When you’re in discovery, you never know if a molecule that you advance and nominate for pre-clinical development and clinical development is going to make it, so you just keep on making new analogues! It’s really satisfying when something works out but many things don’t. I was involved in identifying a drug that unfortunately ended up being pulled from the market because of some severe side effects, which affected a handful of people. It wasn’t the kind of thing that you could ever see during the clinical trial; post-marketing surveillance led to its withdrawal. It wasn’t a bad decision, but the drug actually helped thousands of people in its lifetime.

How has the process of discovering new molecules changed?

Over the years, some companies have tried to increase the productivity of drug discovery with the idea that if you make lots of compounds then you will probably make a lot of drugs. But I’ve always felt that finding drugs is not a statistical activity, rather you end up with even more compounds that go nowhere. Today, you could argue that drug discovery has been industrialized with the advent of screening and computational chemistry. But I think there is real value in having people at the bench, looking at the raw data and using their own insights and experience to identify new drug candidates. When I consider all my discoveries, I was in the lab making the compounds and had real intimate knowledge of the chemistry and the physical properties of the molecules.

What approach to drug discovery does Euclises have?

We try to identify unique chemical structures with some known biological activity and then attempt to fix any shortcomings. Over the years, a lot of people have talked about drug re-purposing, but that’s not what we’re trying to do. We dig things out of the literature that look interesting, but that don’t have the desirable characteristics to be advanced into clinical trials. We’re using our experience to try and do more. I’m actually part of the management of Euclises, but in an ideal world I’d be in the lab with a cellphone headset in case somebody wanted to call me!

Receive content, products, events as well as relevant industry updates from The Medicine Maker and its sponsors.
Stay up to date with our other newsletters and sponsors information, tailored specifically to the fields you are interested in

When you click “Subscribe” we will email you a link, which you must click to verify the email address above and activate your subscription. If you do not receive this email, please contact us at [email protected].
If you wish to unsubscribe, you can update your preferences at any point.

About the Author
Stephanie Vine

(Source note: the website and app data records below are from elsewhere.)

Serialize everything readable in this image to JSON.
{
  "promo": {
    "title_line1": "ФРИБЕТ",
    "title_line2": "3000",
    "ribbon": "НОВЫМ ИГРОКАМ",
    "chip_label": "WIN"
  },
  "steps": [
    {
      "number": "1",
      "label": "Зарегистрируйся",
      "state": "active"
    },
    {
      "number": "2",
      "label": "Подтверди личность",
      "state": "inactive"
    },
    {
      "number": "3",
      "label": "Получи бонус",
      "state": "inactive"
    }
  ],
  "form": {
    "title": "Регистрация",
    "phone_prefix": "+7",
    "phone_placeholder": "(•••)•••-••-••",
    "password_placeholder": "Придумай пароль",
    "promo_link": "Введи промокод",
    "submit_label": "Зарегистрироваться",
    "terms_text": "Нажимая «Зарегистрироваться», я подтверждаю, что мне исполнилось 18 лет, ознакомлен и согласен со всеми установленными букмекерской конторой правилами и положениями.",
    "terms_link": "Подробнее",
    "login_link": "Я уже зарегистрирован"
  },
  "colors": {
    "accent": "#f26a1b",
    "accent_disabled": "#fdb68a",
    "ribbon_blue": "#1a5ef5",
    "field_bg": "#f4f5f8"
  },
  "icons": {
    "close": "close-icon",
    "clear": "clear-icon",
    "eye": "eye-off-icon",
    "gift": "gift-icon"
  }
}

Making great scientific magazines isn’t just about delivering knowledge and high quality content; it’s also about packaging these in the right words to ensure that someone is truly inspired by a topic. My passion is ensuring that our authors’ expertise is presented as a seamless and enjoyable reading experience, whether in print, in digital or on social media. I’ve spent fourteen years writing and editing features for scientific and manufacturing publications, and in making this content engaging and accessible without sacrificing its scientific integrity. There is nothing better than a magazine with great content that feels great to read.

Register to The Medicine Maker

Register to access our FREE online portfolio, request the magazine in print and manage your preferences.

You will benefit from:
  • Unlimited access to ALL articles
  • News, interviews & opinions from leading industry experts
  • Receive print (and PDF) copies of The Medicine Maker magazine